Still doing the day job, still doing videos. I left the White House in 2011. I was there for most of Bush . . . supporting his administration. I would travel to Texas because Bush would go to Texas every other week. So I would just go home every few months. That was lovely. I thought it sucked at the time.
And then when Obama got in office, it really sucked because our workload quadrupled, because his agenda was so media, media, media. It made our job a living hell. I thought, if I’m only getting paid this much to do this sh-t, I’m going to get the hell out of here.
Yeah, it’s just seems pressure-filled.
Lot of pressure. So, I left there. Now, I’m doing the same thing, but for the government. Less stress.
Can you say where?

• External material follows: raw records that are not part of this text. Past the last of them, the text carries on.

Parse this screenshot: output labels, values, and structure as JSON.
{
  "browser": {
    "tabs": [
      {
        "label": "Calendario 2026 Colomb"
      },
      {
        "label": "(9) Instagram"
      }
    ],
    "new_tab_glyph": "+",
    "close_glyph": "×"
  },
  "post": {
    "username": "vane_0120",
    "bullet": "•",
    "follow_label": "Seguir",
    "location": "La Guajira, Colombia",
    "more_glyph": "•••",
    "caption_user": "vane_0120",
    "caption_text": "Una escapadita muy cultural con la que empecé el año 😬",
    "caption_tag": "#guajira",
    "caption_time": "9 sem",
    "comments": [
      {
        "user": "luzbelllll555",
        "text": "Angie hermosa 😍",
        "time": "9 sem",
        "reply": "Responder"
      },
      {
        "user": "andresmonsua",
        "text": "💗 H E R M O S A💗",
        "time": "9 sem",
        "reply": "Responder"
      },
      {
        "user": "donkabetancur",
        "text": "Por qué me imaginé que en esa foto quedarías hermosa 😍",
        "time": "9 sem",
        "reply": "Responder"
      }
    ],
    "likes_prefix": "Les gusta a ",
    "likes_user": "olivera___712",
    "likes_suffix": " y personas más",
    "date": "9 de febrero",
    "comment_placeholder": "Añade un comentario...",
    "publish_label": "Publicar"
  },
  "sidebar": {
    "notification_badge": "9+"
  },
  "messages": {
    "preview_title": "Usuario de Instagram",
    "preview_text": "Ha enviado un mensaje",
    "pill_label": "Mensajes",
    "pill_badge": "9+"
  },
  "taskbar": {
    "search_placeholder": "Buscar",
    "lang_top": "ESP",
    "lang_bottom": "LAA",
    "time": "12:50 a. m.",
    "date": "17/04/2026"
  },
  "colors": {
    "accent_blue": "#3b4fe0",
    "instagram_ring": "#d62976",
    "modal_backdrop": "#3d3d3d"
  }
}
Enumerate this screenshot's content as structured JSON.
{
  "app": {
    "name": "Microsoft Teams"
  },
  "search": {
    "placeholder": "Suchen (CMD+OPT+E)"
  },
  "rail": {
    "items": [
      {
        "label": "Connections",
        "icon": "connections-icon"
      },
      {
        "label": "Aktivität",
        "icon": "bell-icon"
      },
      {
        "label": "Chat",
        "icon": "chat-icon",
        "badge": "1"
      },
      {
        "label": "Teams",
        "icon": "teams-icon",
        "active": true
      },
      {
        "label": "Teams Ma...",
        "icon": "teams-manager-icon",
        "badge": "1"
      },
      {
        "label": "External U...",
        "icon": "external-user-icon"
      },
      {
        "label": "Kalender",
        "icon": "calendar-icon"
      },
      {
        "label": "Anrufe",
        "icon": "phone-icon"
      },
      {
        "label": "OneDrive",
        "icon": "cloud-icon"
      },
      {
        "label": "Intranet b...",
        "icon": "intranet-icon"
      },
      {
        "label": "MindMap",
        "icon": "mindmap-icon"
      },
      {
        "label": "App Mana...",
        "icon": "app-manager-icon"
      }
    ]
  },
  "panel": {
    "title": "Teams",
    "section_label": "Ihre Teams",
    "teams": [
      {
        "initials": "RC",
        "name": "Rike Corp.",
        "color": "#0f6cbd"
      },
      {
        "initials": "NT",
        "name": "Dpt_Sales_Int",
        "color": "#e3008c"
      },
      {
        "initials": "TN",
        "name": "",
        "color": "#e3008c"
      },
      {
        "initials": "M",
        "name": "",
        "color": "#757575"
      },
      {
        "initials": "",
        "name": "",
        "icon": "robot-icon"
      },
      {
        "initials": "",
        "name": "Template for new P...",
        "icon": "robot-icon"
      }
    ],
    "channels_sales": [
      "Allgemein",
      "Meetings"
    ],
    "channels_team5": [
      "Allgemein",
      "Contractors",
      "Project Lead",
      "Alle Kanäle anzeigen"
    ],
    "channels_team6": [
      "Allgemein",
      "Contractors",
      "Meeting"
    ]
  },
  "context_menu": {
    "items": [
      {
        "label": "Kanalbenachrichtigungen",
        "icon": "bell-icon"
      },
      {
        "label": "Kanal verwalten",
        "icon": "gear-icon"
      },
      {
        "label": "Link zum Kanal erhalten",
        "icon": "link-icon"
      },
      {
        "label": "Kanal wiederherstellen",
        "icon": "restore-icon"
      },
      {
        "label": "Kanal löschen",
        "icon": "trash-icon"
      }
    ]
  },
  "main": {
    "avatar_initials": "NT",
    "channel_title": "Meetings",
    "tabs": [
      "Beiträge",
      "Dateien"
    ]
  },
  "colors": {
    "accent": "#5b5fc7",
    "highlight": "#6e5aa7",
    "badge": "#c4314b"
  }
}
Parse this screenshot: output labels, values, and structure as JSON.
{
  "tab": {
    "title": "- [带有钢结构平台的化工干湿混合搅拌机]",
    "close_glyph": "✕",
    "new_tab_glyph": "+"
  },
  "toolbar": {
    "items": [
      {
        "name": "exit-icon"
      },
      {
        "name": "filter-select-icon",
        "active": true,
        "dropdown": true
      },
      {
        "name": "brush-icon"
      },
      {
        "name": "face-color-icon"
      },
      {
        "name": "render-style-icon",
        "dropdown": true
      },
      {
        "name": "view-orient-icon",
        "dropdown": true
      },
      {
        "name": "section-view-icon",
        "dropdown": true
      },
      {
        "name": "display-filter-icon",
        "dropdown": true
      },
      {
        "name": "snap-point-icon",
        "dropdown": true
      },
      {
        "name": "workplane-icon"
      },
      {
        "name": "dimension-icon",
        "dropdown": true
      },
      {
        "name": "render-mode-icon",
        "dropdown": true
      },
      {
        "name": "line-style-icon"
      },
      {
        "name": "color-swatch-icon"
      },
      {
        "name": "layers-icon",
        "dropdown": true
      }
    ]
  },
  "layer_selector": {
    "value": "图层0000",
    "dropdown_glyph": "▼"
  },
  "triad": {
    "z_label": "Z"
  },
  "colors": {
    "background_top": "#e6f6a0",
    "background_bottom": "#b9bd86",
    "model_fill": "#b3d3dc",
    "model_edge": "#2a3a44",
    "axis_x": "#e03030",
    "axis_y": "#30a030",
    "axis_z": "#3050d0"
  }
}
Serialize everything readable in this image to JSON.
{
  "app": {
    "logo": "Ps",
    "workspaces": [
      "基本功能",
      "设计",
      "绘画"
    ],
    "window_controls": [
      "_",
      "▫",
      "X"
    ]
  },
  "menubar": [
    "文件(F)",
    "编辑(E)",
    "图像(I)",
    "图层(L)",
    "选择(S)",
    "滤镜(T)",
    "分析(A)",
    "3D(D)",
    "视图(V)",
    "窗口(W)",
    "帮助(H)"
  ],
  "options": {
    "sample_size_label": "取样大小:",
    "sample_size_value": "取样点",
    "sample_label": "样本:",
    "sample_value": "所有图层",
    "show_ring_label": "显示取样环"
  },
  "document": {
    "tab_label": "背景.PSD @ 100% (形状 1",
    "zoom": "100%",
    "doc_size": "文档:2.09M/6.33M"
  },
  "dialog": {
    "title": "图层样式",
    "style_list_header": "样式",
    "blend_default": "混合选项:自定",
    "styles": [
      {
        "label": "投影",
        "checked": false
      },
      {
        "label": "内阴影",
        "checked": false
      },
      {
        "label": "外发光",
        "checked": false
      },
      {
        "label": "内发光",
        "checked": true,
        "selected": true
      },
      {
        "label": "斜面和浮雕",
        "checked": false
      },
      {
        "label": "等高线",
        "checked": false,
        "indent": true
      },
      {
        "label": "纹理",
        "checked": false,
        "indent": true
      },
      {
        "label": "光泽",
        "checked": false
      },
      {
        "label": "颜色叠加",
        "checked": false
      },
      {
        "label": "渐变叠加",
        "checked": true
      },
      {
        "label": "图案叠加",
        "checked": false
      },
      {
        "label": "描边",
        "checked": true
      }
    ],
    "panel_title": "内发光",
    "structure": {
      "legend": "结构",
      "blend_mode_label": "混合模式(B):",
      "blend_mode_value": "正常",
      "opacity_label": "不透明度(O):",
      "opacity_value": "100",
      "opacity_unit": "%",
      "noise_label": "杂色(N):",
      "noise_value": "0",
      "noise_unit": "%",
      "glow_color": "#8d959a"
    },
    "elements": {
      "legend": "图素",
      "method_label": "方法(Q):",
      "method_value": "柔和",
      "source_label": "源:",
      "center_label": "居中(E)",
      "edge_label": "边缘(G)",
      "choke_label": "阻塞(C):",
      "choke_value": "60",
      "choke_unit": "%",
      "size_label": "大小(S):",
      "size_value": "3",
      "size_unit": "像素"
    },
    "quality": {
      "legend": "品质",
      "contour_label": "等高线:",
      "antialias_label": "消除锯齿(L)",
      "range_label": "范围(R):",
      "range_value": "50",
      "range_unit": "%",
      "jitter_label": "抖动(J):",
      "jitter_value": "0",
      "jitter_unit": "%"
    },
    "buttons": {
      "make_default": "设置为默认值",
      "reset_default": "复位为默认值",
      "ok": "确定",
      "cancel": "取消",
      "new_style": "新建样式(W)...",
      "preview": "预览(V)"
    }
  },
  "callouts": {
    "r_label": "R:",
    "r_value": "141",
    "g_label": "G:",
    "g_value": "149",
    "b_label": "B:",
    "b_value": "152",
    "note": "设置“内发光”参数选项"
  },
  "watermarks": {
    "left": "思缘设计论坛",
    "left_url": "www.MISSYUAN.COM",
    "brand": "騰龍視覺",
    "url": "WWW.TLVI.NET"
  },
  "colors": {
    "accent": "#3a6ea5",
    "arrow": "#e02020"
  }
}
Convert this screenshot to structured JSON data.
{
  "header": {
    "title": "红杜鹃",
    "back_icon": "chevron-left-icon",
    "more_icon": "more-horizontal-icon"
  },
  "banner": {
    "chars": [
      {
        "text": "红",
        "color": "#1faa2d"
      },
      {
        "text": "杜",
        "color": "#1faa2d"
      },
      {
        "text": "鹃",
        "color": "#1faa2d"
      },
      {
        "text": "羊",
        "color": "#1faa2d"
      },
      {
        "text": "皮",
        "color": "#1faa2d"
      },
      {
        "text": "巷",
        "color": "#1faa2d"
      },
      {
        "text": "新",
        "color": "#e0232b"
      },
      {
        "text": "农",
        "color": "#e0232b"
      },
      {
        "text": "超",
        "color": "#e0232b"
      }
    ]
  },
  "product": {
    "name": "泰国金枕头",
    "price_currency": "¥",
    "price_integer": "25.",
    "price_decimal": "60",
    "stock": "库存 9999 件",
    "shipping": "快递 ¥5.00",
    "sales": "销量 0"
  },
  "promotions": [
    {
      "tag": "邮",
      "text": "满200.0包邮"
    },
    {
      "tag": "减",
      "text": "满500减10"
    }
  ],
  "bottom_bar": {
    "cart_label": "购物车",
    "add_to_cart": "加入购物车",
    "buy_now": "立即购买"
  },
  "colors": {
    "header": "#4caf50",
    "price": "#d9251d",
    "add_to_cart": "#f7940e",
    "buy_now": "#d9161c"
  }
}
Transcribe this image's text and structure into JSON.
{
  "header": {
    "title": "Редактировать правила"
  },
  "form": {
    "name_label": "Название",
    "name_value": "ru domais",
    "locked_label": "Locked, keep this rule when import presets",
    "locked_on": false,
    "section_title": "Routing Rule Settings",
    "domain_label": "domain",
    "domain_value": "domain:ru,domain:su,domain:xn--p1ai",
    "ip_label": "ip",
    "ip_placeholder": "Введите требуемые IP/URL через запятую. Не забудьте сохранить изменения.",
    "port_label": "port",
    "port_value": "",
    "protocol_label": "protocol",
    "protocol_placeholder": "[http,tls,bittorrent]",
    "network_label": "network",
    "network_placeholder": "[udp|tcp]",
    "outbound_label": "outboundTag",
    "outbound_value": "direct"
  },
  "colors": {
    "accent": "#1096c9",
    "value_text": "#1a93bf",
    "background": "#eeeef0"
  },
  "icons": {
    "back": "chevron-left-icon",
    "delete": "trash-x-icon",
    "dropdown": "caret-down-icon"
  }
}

The National Geospatial-Intelligence Agency in Springfield. It’s kind of new, but not really. I think around fifteen agencies have just come together. I’ve been there a few years, it’s not too bad.
Do you see yourself sticking around,?
Yeah, I have a two-year-old daughter now, so I kind of have to. Can’t do the usual “move to New York or LA” thing.
I heard that a lot of D.C. comics stay here for a little bit and then move out to LA or NY.
Yeah, if they don’t get stuck. I’m not saying I’m stuck, but I kind of am.
Yeah, but it’s not because of feeling like you can’t do well in other cities, right? But because your daughter is here.
Yeah, if I could be honest, I think I could do very well in other cities, but like I said, my daughter’s here. I could visit New York, I could visit LA. I want to book some shows [in New York], do a week of shows. It’s something you gotta really work on, really set it up.
Check out Miller’s website for his performance schedule.
Photo courtesy of Tim Miller